Josh Smith is talented enough to help the Hawks win basketball games. His performance in the final three minutes last night makes me question whether he is capable of making a conscious effort to help the team win basketball games. He plays very well (most of the time) but he just plays.
With 2:55 left in the game and the Hawks up 91-84, Anthony Johnson missed a three-pointer from the corner late in the shot clock. LaMarcus Aldridge blocked out Josh Smith and grabed the rebound. Smith made little effort to get back on defense, trailing even Aldridge after he has made the outlet pass. Smith had been
Outlaw sprints to the corner. Aldridge runs down the center of the court. Anthony Johnson, Joe Johnson, and Marvin Williams pick up their men. Al Horford is left with two Blazers to cover. Outlaw is set up in the corner, Aldridge is headed straight down the lane. Smith is in the general vicinity of the trailing Aldridge so Horford heads to Outlaw in the corner under the assumption that Josh Smith is cognizant of the situation and interested in playing team defense. Horford turns out to be mistaken. Just inside the the three-point line, Smith peels off Aldridge and jogs toward Outlaw. Horford attempts to recover while Brandon Roy uses the unguarded Aldridge to get free at the top of the key and head toward the hoop. Roy makes his layup and the late arriving Horford fouls him. Roy makes the free throw and the game is 91-87.
On the Atlanta possession beginning at 1:45 in the fourth quarter with the Hawks leading 93-89, Smith attacks the basket. He draws two defenders, the second of whom is LaMarcus Aldridge who has left Al Horford unguarded at the basket, approximately three feet away from Smith. Smith either never sees or chooses to ignore Horford in order to attempt a heavily contested, contorted shot that Brandon Roy blocks.
While his teammates get back on defense Smith takes a moment to strike his familiar, petulant, arms-raised pose to the baseline official. Smith's protest delays him in getting back on defense and throws Atlanta's defensive assignments out of whack. With his teammates covering for his absence, Smith takes the Portland player farthest from the basket as the Blazers set up their half-court offense. That Blazer is Brandon Roy. Less than 10 seconds run off the shot clock before Roy blows past Smith and makes another layup, pulling Portland within two.

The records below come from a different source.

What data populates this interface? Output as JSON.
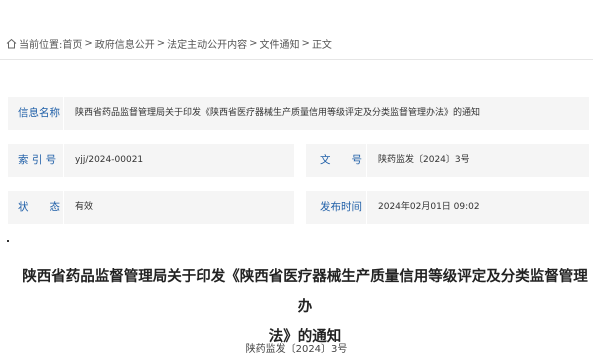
{
  "breadcrumb": {
    "prefix": "当前位置:",
    "items": [
      "首页",
      "政府信息公开",
      "法定主动公开内容",
      "文件通知",
      "正文"
    ],
    "separator": ">"
  },
  "info": {
    "name_label": "信息名称",
    "name_value": "陕西省药品监督管理局关于印发《陕西省医疗器械生产质量信用等级评定及分类监督管理办法》的通知",
    "index_label": "索 引 号",
    "index_value": "yjj/2024-00021",
    "docno_label": "文　　号",
    "docno_value": "陕药监发〔2024〕3号",
    "status_label": "状　　态",
    "status_value": "有效",
    "date_label": "发布时间",
    "date_value": "2024年02月01日 09:02"
  },
  "document": {
    "title_line1": "陕西省药品监督管理局关于印发《陕西省医疗器械生产质量信用等级评定及分类监督管理办",
    "title_line2": "法》的通知",
    "number": "陕药监发〔2024〕3号"
  },
  "colors": {
    "label": "#1f5fa8",
    "cell_bg": "#f5f5f5"
  },
  "icons": {
    "breadcrumb": "home-icon"
  }
}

The Blazers win because Atlanta won't score again. The Hawks scored two points on their final eight possessions most of which consisted of Joe Johnson dribbling, unable to penetrate the Portland defense before the shot clock forces him either to take a horrible shot or turn the ball over. Atlanta built a lead of as many as 19 points out of transition offense, ball, and player movement. When they really needed a basket they abandoned each of those elements.
There was one exception to that in the final 3:42...
With 2:03 left Al Horford saved Josh Smith after Outlaw (for the umpteenth time last week) beat him off the dribble. Horford contested Outlaw's shot in the lane, grabbed the rebound, and immediately fired an outlet pass to Anthony Johnson. To his credit, Smith sprinted toward the offensive end and received an alley-oop pass from Johnson.
That would be Atlanta's only made basket in the final 3:42. It was the only possession in the final 3:42 where Joe Johnson did not touch the ball and Mike Woodson did not call a play.
Josh Smith Jump Shot Log
January 27, 2008 @Portland